[[ Supplied information, beginning ]]

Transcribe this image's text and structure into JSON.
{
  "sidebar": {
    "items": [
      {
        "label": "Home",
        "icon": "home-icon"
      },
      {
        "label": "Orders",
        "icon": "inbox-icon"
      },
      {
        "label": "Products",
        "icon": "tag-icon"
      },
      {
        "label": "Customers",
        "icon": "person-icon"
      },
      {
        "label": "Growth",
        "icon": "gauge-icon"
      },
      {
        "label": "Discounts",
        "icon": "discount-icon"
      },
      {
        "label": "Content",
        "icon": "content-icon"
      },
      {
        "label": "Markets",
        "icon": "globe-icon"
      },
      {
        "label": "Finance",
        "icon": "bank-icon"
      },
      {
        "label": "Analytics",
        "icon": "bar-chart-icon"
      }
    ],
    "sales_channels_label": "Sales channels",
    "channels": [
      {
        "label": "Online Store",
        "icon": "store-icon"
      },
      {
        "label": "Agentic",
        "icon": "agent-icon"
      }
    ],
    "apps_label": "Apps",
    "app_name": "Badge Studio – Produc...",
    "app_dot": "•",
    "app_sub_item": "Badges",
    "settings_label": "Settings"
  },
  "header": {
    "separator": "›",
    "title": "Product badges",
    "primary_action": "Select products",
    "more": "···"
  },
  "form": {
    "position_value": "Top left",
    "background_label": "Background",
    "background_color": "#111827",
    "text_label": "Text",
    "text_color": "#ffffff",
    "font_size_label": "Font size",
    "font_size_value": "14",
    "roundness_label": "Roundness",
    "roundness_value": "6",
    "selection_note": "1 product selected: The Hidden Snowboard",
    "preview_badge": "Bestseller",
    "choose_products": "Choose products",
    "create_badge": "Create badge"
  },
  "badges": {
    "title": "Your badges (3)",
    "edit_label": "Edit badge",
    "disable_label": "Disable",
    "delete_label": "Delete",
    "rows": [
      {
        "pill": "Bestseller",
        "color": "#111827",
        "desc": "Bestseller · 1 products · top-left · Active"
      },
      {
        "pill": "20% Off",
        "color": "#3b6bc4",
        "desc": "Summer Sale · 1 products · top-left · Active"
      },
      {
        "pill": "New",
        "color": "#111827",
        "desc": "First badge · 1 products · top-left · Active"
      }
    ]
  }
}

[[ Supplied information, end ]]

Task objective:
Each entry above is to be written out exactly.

Answer to the exercise:
Transcribe this image's text and structure into JSON.
{
  "sidebar": {
    "items": [
      {
        "label": "Home",
        "icon": "home-icon"
      },
      {
        "label": "Orders",
        "icon": "inbox-icon"
      },
      {
        "label": "Products",
        "icon": "tag-icon"
      },
      {
        "label": "Customers",
        "icon": "person-icon"
      },
      {
        "label": "Growth",
        "icon": "gauge-icon"
      },
      {
        "label": "Discounts",
        "icon": "discount-icon"
      },
      {
        "label": "Content",
        "icon": "content-icon"
      },
      {
        "label": "Markets",
        "icon": "globe-icon"
      },
      {
        "label": "Finance",
        "icon": "bank-icon"
      },
      {
        "label": "Analytics",
        "icon": "bar-chart-icon"
      }
    ],
    "sales_channels_label": "Sales channels",
    "channels": [
      {
        "label": "Online Store",
        "icon": "store-icon"
      },
      {
        "label": "Agentic",
        "icon": "agent-icon"
      }
    ],
    "apps_label": "Apps",
    "app_name": "Badge Studio – Produc...",
    "app_dot": "•",
    "app_sub_item": "Badges",
    "settings_label": "Settings"
  },
  "header": {
    "separator": "›",
    "title": "Product badges",
    "primary_action": "Select products",
    "more": "···"
  },
  "form": {
    "position_value": "Top left",
    "background_label": "Background",
    "background_color": "#111827",
    "text_label": "Text",
    "text_color": "#ffffff",
    "font_size_label": "Font size",
    "font_size_value": "14",
    "roundness_label": "Roundness",
    "roundness_value": "6",
    "selection_note": "1 product selected: The Hidden Snowboard",
    "preview_badge": "Bestseller",
    "choose_products": "Choose products",
    "create_badge": "Create badge"
  },
  "badges": {
    "title": "Your badges (3)",
    "edit_label": "Edit badge",
    "disable_label": "Disable",
    "delete_label": "Delete",
    "rows": [
      {
        "pill": "Bestseller",
        "color": "#111827",
        "desc": "Bestseller · 1 products · top-left · Active"
      },
      {
        "pill": "20% Off",
        "color": "#3b6bc4",
        "desc": "Summer Sale · 1 products · top-left · Active"
      },
      {
        "pill": "New",
        "color": "#111827",
        "desc": "First badge · 1 products · top-left · Active"
      }
    ]
  }
}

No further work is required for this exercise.